┌────────

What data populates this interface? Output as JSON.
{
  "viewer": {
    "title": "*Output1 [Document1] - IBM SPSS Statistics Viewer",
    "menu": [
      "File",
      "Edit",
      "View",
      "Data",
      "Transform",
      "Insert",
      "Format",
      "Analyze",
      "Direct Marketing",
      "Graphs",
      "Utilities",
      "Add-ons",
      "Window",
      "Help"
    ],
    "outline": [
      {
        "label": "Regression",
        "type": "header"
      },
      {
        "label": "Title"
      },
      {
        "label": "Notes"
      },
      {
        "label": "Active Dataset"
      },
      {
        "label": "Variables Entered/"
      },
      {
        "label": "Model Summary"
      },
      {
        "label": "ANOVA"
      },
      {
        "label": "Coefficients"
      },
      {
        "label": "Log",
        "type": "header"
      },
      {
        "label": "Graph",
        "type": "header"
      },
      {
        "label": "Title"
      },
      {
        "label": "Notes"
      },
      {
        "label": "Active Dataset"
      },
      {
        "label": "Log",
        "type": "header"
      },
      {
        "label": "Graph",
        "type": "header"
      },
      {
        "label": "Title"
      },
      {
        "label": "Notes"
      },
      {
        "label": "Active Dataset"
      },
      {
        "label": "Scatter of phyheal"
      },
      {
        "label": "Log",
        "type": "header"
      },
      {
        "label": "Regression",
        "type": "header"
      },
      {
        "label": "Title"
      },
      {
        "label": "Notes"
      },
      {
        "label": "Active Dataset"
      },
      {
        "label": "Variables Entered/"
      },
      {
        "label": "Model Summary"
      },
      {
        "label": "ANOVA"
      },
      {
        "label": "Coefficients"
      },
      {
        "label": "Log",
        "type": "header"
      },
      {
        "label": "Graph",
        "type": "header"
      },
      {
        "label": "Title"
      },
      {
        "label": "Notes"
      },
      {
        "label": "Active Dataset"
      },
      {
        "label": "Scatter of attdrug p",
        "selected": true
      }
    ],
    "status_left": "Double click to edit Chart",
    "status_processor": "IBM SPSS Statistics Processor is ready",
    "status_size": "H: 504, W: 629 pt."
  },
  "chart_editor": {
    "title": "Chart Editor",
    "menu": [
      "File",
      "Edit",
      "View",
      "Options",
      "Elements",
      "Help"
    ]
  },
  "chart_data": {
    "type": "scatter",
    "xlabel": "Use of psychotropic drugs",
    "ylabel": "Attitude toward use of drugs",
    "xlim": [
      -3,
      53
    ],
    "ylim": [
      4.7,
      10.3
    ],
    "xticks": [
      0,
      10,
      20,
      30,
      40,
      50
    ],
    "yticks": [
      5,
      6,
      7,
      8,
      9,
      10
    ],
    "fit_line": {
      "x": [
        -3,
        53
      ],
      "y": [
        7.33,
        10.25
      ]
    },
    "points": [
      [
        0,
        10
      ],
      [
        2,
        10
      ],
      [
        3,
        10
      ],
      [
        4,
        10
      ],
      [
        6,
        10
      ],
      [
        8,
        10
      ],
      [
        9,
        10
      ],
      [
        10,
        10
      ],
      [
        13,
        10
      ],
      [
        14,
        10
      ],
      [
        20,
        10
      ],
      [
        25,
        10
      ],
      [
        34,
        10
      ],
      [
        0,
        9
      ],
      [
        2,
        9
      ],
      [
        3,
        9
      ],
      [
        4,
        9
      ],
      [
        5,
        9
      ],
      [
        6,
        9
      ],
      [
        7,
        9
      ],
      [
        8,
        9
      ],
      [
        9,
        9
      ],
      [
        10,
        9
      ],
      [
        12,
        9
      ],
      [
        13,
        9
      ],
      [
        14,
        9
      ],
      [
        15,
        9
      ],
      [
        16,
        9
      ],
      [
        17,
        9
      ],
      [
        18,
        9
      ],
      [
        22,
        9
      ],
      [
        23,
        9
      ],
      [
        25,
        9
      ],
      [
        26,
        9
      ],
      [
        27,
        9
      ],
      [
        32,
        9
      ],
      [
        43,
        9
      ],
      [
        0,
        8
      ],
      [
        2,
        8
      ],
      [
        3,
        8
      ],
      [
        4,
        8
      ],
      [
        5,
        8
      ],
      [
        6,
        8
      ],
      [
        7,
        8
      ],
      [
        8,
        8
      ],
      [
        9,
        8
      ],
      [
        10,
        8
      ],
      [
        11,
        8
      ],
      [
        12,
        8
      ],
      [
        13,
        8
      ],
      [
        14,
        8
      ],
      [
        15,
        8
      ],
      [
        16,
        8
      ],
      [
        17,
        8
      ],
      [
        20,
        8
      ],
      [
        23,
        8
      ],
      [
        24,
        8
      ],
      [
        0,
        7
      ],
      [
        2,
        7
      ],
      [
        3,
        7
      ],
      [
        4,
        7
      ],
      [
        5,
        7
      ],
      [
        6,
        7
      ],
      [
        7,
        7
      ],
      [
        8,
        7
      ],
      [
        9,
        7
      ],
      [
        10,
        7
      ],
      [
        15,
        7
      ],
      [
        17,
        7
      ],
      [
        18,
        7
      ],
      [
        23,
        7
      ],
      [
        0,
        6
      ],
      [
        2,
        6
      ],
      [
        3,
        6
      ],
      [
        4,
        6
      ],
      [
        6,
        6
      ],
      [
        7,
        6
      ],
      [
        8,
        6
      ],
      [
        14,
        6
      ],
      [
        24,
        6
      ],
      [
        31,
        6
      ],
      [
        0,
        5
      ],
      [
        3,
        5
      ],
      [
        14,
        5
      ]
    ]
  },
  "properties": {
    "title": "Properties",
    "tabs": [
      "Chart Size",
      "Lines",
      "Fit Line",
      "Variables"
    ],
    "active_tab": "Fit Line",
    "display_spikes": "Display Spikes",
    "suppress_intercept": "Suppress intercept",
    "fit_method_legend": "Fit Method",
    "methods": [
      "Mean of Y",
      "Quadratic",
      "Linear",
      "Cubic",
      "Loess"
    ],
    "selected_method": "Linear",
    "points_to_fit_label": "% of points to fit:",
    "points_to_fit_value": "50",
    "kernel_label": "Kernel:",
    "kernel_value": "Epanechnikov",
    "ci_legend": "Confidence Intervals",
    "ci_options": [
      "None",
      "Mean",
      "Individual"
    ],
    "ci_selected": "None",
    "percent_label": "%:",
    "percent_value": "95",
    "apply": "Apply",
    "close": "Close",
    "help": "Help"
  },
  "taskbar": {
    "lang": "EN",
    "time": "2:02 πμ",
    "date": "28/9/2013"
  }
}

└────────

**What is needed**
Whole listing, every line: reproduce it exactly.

**Response to this task**
What data populates this interface? Output as JSON.
{
  "viewer": {
    "title": "*Output1 [Document1] - IBM SPSS Statistics Viewer",
    "menu": [
      "File",
      "Edit",
      "View",
      "Data",
      "Transform",
      "Insert",
      "Format",
      "Analyze",
      "Direct Marketing",
      "Graphs",
      "Utilities",
      "Add-ons",
      "Window",
      "Help"
    ],
    "outline": [
      {
        "label": "Regression",
        "type": "header"
      },
      {
        "label": "Title"
      },
      {
        "label": "Notes"
      },
      {
        "label": "Active Dataset"
      },
      {
        "label": "Variables Entered/"
      },
      {
        "label": "Model Summary"
      },
      {
        "label": "ANOVA"
      },
      {
        "label": "Coefficients"
      },
      {
        "label": "Log",
        "type": "header"
      },
      {
        "label": "Graph",
        "type": "header"
      },
      {
        "label": "Title"
      },
      {
        "label": "Notes"
      },
      {
        "label": "Active Dataset"
      },
      {
        "label": "Log",
        "type": "header"
      },
      {
        "label": "Graph",
        "type": "header"
      },
      {
        "label": "Title"
      },
      {
        "label": "Notes"
      },
      {
        "label": "Active Dataset"
      },
      {
        "label": "Scatter of phyheal"
      },
      {
        "label": "Log",
        "type": "header"
      },
      {
        "label": "Regression",
        "type": "header"
      },
      {
        "label": "Title"
      },
      {
        "label": "Notes"
      },
      {
        "label": "Active Dataset"
      },
      {
        "label": "Variables Entered/"
      },
      {
        "label": "Model Summary"
      },
      {
        "label": "ANOVA"
      },
      {
        "label": "Coefficients"
      },
      {
        "label": "Log",
        "type": "header"
      },
      {
        "label": "Graph",
        "type": "header"
      },
      {
        "label": "Title"
      },
      {
        "label": "Notes"
      },
      {
        "label": "Active Dataset"
      },
      {
        "label": "Scatter of attdrug p",
        "selected": true
      }
    ],
    "status_left": "Double click to edit Chart",
    "status_processor": "IBM SPSS Statistics Processor is ready",
    "status_size": "H: 504, W: 629 pt."
  },
  "chart_editor": {
    "title": "Chart Editor",
    "menu": [
      "File",
      "Edit",
      "View",
      "Options",
      "Elements",
      "Help"
    ]
  },
  "chart_data": {
    "type": "scatter",
    "xlabel": "Use of psychotropic drugs",
    "ylabel": "Attitude toward use of drugs",
    "xlim": [
      -3,
      53
    ],
    "ylim": [
      4.7,
      10.3
    ],
    "xticks": [
      0,
      10,
      20,
      30,
      40,
      50
    ],
    "yticks": [
      5,
      6,
      7,
      8,
      9,
      10
    ],
    "fit_line": {
      "x": [
        -3,
        53
      ],
      "y": [
        7.33,
        10.25
      ]
    },
    "points": [
      [
        0,
        10
      ],
      [
        2,
        10
      ],
      [
        3,
        10
      ],
      [
        4,
        10
      ],
      [
        6,
        10
      ],
      [
        8,
        10
      ],
      [
        9,
        10
      ],
      [
        10,
        10
      ],
      [
        13,
        10
      ],
      [
        14,
        10
      ],
      [
        20,
        10
      ],
      [
        25,
        10
      ],
      [
        34,
        10
      ],
      [
        0,
        9
      ],
      [
        2,
        9
      ],
      [
        3,
        9
      ],
      [
        4,
        9
      ],
      [
        5,
        9
      ],
      [
        6,
        9
      ],
      [
        7,
        9
      ],
      [
        8,
        9
      ],
      [
        9,
        9
      ],
      [
        10,
        9
      ],
      [
        12,
        9
      ],
      [
        13,
        9
      ],
      [
        14,
        9
      ],
      [
        15,
        9
      ],
      [
        16,
        9
      ],
      [
        17,
        9
      ],
      [
        18,
        9
      ],
      [
        22,
        9
      ],
      [
        23,
        9
      ],
      [
        25,
        9
      ],
      [
        26,
        9
      ],
      [
        27,
        9
      ],
      [
        32,
        9
      ],
      [
        43,
        9
      ],
      [
        0,
        8
      ],
      [
        2,
        8
      ],
      [
        3,
        8
      ],
      [
        4,
        8
      ],
      [
        5,
        8
      ],
      [
        6,
        8
      ],
      [
        7,
        8
      ],
      [
        8,
        8
      ],
      [
        9,
        8
      ],
      [
        10,
        8
      ],
      [
        11,
        8
      ],
      [
        12,
        8
      ],
      [
        13,
        8
      ],
      [
        14,
        8
      ],
      [
        15,
        8
      ],
      [
        16,
        8
      ],
      [
        17,
        8
      ],
      [
        20,
        8
      ],
      [
        23,
        8
      ],
      [
        24,
        8
      ],
      [
        0,
        7
      ],
      [
        2,
        7
      ],
      [
        3,
        7
      ],
      [
        4,
        7
      ],
      [
        5,
        7
      ],
      [
        6,
        7
      ],
      [
        7,
        7
      ],
      [
        8,
        7
      ],
      [
        9,
        7
      ],
      [
        10,
        7
      ],
      [
        15,
        7
      ],
      [
        17,
        7
      ],
      [
        18,
        7
      ],
      [
        23,
        7
      ],
      [
        0,
        6
      ],
      [
        2,
        6
      ],
      [
        3,
        6
      ],
      [
        4,
        6
      ],
      [
        6,
        6
      ],
      [
        7,
        6
      ],
      [
        8,
        6
      ],
      [
        14,
        6
      ],
      [
        24,
        6
      ],
      [
        31,
        6
      ],
      [
        0,
        5
      ],
      [
        3,
        5
      ],
      [
        14,
        5
      ]
    ]
  },
  "properties": {
    "title": "Properties",
    "tabs": [
      "Chart Size",
      "Lines",
      "Fit Line",
      "Variables"
    ],
    "active_tab": "Fit Line",
    "display_spikes": "Display Spikes",
    "suppress_intercept": "Suppress intercept",
    "fit_method_legend": "Fit Method",
    "methods": [
      "Mean of Y",
      "Quadratic",
      "Linear",
      "Cubic",
      "Loess"
    ],
    "selected_method": "Linear",
    "points_to_fit_label": "% of points to fit:",
    "points_to_fit_value": "50",
    "kernel_label": "Kernel:",
    "kernel_value": "Epanechnikov",
    "ci_legend": "Confidence Intervals",
    "ci_options": [
      "None",
      "Mean",
      "Individual"
    ],
    "ci_selected": "None",
    "percent_label": "%:",
    "percent_value": "95",
    "apply": "Apply",
    "close": "Close",
    "help": "Help"
  },
  "taskbar": {
    "lang": "EN",
    "time": "2:02 πμ",
    "date": "28/9/2013"
  }
}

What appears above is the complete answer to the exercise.